Forty-six days until election day, state Senate Majority Leader Steve Sweeney (D-West Deptford)and state Senate candidate Assemblyman Michael Doherty (R-Washington Twp.)are dug in with their respective gubernatorial candidates.Doherty attendeda Warren County Christie campaign headquarters the other night, and Sweeney welcomes Gov. Jon Corzine to South Jersey on Tuesday.
“This race is the economy,” said Doherty, a supporter of Republican challenger Chris Christie, and a heavy favorite to win his general election contest on Nov. 3rd.
“The people of New Jersey are going to decide whether they are better off now than four years ago,” argued Doherty.”This is a governor who sold himself as a businessmanwho was going to work to improve the business climate. He has failed utterly in that regard. If you could pick a spot anywherein theworld to have thriving economy, you’d say this ispretty good spot. We haveports, we’re right betweenPhiladelphia andNew York, in an area that should be great for jobs, withtremendous resources. But theeconomy here is lagging so far behind neighboring states, it’s embarrassing – and painful.”
Although he has in the days since Labor Day made more headlines as an intra-partychallenger to Senate President Richard Codey (D-Roseland) than as agubernatorial race go-to-guy, Sweeneyplayed breakfast host to Corzinea week ago, and this coming week will again welcome the governor to Paulsboro.

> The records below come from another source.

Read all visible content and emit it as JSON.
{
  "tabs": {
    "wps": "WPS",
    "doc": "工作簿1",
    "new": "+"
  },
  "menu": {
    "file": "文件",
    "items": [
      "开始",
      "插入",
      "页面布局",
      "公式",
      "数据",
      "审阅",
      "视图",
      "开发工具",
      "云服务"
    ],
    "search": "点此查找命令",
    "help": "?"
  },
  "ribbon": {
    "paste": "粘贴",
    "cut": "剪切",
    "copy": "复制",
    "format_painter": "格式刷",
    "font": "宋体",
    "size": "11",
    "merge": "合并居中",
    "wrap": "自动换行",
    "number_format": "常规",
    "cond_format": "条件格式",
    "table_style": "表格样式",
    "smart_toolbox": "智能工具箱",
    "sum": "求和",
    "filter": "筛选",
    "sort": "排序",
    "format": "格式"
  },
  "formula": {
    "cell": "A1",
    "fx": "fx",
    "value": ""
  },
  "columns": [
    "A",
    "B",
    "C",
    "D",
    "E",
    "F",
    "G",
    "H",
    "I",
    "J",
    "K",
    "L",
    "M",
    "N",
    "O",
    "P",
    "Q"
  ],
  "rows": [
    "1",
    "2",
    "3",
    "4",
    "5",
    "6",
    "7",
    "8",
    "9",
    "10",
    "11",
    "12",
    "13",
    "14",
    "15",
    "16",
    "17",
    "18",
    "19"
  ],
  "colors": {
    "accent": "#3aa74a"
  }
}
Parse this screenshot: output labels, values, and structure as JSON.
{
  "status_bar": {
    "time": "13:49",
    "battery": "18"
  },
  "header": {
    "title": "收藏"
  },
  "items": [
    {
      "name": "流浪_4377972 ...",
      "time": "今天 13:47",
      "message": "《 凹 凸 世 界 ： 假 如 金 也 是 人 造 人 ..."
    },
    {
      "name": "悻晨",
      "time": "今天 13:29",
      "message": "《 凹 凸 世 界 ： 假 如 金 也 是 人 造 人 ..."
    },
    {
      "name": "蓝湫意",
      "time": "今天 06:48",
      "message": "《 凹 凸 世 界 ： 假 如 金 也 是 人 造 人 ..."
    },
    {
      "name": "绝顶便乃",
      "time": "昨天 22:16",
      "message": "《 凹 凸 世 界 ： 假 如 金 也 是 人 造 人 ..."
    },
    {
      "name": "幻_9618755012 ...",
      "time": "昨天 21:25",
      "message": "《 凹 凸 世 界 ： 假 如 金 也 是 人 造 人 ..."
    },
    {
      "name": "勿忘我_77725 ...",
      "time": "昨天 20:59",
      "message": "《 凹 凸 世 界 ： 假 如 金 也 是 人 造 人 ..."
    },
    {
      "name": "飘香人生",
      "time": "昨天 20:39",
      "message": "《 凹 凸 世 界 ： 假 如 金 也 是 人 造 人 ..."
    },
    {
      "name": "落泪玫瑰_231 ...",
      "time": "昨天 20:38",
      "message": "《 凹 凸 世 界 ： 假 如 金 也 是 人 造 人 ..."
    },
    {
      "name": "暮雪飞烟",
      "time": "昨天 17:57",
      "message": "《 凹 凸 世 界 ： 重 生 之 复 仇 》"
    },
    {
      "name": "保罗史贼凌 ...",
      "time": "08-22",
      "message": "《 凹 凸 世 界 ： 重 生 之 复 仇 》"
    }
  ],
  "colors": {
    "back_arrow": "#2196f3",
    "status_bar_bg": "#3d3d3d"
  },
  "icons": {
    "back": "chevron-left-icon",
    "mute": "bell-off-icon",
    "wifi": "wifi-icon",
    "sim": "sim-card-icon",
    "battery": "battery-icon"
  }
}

“I thinkJon Corzinewill win South Jersey,” said Sweeney.”He’srunning a better campaign thantheCorzine camp. It’svery aggressive and therea lot of soldiers heavily working and canvassing our voters. By no means am I saying they’re enamored withJon Corzine, but voters know what this governor has done.”
Sweeney said Christie routinely avoidstalking about specific measures he would implement as governor.

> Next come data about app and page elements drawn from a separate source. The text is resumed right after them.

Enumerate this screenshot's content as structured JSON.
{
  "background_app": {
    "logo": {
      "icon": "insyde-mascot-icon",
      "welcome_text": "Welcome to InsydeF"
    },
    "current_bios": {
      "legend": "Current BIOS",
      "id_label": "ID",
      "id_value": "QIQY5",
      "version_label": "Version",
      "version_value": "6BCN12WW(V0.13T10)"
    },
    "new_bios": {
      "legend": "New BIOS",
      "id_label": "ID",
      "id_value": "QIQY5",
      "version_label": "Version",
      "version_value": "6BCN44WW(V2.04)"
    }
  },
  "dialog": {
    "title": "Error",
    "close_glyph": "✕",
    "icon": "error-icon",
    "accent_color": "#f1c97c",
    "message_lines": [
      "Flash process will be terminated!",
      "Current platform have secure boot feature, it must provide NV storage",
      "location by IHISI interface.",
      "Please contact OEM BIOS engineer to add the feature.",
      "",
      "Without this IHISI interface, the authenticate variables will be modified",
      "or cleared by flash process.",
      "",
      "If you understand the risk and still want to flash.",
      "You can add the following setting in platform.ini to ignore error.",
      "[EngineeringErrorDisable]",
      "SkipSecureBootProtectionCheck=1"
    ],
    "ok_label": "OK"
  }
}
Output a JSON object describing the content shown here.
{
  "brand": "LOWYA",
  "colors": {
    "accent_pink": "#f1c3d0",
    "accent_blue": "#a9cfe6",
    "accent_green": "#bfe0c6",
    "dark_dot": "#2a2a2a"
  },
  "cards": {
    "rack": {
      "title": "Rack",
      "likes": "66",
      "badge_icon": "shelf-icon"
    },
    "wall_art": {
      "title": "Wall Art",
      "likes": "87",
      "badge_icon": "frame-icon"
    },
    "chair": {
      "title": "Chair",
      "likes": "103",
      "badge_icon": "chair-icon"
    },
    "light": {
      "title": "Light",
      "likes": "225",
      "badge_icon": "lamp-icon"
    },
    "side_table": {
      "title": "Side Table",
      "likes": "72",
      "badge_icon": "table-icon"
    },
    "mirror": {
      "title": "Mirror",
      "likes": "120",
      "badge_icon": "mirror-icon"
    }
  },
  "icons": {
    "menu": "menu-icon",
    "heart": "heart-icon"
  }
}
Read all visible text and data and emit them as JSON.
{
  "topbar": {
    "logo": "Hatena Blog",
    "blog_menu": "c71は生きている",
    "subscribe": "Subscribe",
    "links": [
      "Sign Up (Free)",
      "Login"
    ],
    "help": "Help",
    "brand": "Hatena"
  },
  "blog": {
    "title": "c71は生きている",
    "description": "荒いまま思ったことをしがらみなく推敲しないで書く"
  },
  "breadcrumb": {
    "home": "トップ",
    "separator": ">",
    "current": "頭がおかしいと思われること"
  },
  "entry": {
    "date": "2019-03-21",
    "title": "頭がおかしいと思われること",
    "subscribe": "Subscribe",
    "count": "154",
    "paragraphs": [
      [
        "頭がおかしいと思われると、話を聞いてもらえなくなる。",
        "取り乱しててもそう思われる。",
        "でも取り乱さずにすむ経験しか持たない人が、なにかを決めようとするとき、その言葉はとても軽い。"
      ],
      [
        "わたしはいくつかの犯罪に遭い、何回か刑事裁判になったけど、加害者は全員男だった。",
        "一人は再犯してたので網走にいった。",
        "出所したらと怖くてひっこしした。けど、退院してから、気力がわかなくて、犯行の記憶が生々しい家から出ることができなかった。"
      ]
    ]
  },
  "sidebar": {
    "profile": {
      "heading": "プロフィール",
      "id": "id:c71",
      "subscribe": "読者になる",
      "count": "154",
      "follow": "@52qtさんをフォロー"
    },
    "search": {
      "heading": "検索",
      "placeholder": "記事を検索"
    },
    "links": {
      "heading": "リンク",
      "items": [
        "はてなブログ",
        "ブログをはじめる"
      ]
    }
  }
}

“I think Chris’s campaign has been characterized by evasiveness and a refusal to say what he’s going to do,” said the majority leader.”He won’t tell you how he’s going to cut taxes. People want to see his plan and all he’s saying is he will do all this by growing the economy. How, Chris? How?”

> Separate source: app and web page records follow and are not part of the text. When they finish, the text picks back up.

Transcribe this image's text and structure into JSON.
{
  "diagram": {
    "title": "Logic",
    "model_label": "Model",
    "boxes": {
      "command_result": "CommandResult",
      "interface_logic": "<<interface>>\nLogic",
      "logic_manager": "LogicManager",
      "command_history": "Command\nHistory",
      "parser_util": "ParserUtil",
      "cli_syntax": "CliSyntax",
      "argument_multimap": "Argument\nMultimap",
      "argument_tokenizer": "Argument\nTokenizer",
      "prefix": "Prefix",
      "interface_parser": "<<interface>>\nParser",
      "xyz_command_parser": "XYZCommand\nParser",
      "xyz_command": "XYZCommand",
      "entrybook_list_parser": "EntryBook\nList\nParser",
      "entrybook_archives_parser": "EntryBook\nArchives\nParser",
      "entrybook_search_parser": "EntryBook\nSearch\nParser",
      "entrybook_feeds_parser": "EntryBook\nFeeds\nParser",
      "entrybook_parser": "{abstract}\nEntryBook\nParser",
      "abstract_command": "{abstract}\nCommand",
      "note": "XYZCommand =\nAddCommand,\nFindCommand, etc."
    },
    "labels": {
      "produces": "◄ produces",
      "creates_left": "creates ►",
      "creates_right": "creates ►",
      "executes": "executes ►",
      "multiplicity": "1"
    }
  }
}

Doherty said he’s heard Christie lay out a plan to rein in regulatory agencies like the state Department of Environmental Protection (DEP).
“The regulatory burden that has been allowed to expand not only under McGreevey but under Corzine, has damaged business,” said Doherty.”Business people want consistency and predictability. This country was made by industrious people taking the bull by the horns and getting things done, but our bureaucracies are hindering that – thanks to this governor.”
Hitting back, Sweeney said the storyline Christieusually highlights about New Jersey residents fleeing the statebecause of high property taxes and no work doesn’t resonate in his South Jersey district.
“A lot of peoplehave moved here from Pennsylvania and Delaware,” said Sweeney. “Chris talks about everyone fleeing the state, butwe’ve grown – we have the fastest growing county in the State ofNew Jersey. Peoplecan get a house here for $400,000 that would be $700,000 on the other side of the river. They’re willing to pay higher taxes because their homes have more value.”
Doherty maintains that residents in his Warren-Hunterdon district and beyondalong the Delaware see first hand the benefits of stronger leadership on the other side of the river.
“Jon Corzine hassuch high negatives, you see in poll after poll thatit looks like the votersare going to giveChris Christiethe chance to be the next governor,” said Doherty. “They’ve seen(Pennsylvania Gov. Ed)Rendell take Jon Corzine’s lunch money away from him, andthat will resonate well with the border towns of New Jersey, from north to south Jersey.”
Sweeney concedes the political climate is not good for an incumbent. Moreover, he and Corzine have not lined up on issues impacting gay marriage, for example, and public sector employees.
“We differ on many issues,”said Sweeney, who when asked named what he believes are the governor’s top three accomplishments.”He delivered on education funding reform, everyone has fought ever since Abbott to do that but his formula won approval and withstood a court challenge,” Sweeney said. “He’snot raiding the unemployment fund anymore – a big thing symbolically given the history, and third, he’sexpanded healthcare. There are150,000 more people on healthcare because of Corzine’s record. In a bad economy, he’sdone good things.”
But Doherty said the polls show a different endgame.
As a staunchally of Christie’s GOP Primary opponent, Steve Lonegan, the state senate candidate said the ranks have closed enthusiastically behind the party’s nominee. He knows the state’s demographics work against Republicans, but sees a strong gubernatorial candidate in Christie.
“All Republicans are unified behind our best chance to win a statewide race in over a decade – people know thisthis may be our bestshot,” Doherty said.